Bergeron is suing the municipal employees on the grounds that their actions violated the Quebec Cities and Towns Act, which mandates autonomy between municipal employees and the Auditor General.
However, Martine Painchaud, a spokesperson for the Mayor’s office, stated that she thought Bergeron moved too quickly.
“We are very disappointed in that reaction because we would have wished that he would have waited for the Municipal Affairs minister to express himself on this matter before suing,” she said.
Gilles Corriveau, a spokesperson for Jacques Bergeron, disagreed with Painchaud’s assessment. He described the espionage operation by stating, “the whole process is illegal.”
“It doesn’t make any difference. They are mixing apples and oranges,” said Corriveau. “The Municipal minister doesn’t have authority over the Auditor General.”
The recent espionage controversy is one chapter in an ongoing series of corruption incidents, which have plagued Mayor Gérald Tremblay’s tenure. Auditor General Jacques Bergeron uncovered many of these incidents of corruption.
Employees from Comptroller General Pierre Reid’s office – in charge of internal spending – are some of the municipal employees being sued by Bergeron for spying on him.

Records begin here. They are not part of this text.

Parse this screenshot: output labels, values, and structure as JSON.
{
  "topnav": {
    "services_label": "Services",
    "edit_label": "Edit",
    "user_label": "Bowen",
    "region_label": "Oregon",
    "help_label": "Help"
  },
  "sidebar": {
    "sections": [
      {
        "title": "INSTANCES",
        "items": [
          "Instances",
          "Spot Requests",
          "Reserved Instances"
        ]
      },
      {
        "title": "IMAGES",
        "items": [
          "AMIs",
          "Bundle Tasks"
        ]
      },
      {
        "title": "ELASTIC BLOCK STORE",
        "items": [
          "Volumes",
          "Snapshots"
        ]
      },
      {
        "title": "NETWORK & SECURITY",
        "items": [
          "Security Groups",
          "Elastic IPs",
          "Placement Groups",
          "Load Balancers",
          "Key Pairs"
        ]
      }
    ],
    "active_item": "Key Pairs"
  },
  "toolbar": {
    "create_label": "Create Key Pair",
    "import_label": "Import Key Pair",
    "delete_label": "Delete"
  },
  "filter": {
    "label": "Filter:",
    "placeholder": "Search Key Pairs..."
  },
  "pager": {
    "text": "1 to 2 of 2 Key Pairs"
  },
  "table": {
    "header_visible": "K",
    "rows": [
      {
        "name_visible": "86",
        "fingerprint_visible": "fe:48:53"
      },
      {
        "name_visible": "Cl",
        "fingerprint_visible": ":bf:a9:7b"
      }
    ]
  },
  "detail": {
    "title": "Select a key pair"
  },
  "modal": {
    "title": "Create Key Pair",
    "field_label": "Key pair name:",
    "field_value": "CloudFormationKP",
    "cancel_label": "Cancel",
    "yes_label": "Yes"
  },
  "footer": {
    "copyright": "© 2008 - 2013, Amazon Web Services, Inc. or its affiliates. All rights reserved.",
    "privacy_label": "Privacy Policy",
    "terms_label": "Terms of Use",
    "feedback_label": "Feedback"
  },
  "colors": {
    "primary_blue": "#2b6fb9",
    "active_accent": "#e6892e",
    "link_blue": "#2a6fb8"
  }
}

In a recent article in The Daily, Projet Montréal city councillor Alex Norris said he was not surprised that a city employee who worked to hold municipal workers like Reid publically accountable had been a victim of espionage operations.
Norris stated in an interview to The Daily last week that he believed Tremblay approved the espionage campaign in order to “sideline” the Auditor General by destroying his reputation.
Municipal opposition leader Richard Bergeron (not related to Jacques Bergeron) has issued a formal complaint to the Quebec Municipal Affairs minister regarding the espionage attempt.
Norris applauded the Auditor General’s decision. “It’s not up to the Municipal Affairs minister to settle this issue. The Auditor General does not report to the Quebec Municipal Affairs minister, he reports to the City Council as a whole,” he said. “If Jacques Bergeron establishes that this espionage operation is illegal he will have done a service to Montrealers by having the courts uphold the independence and autonomy of the Auditor General of Montreal.”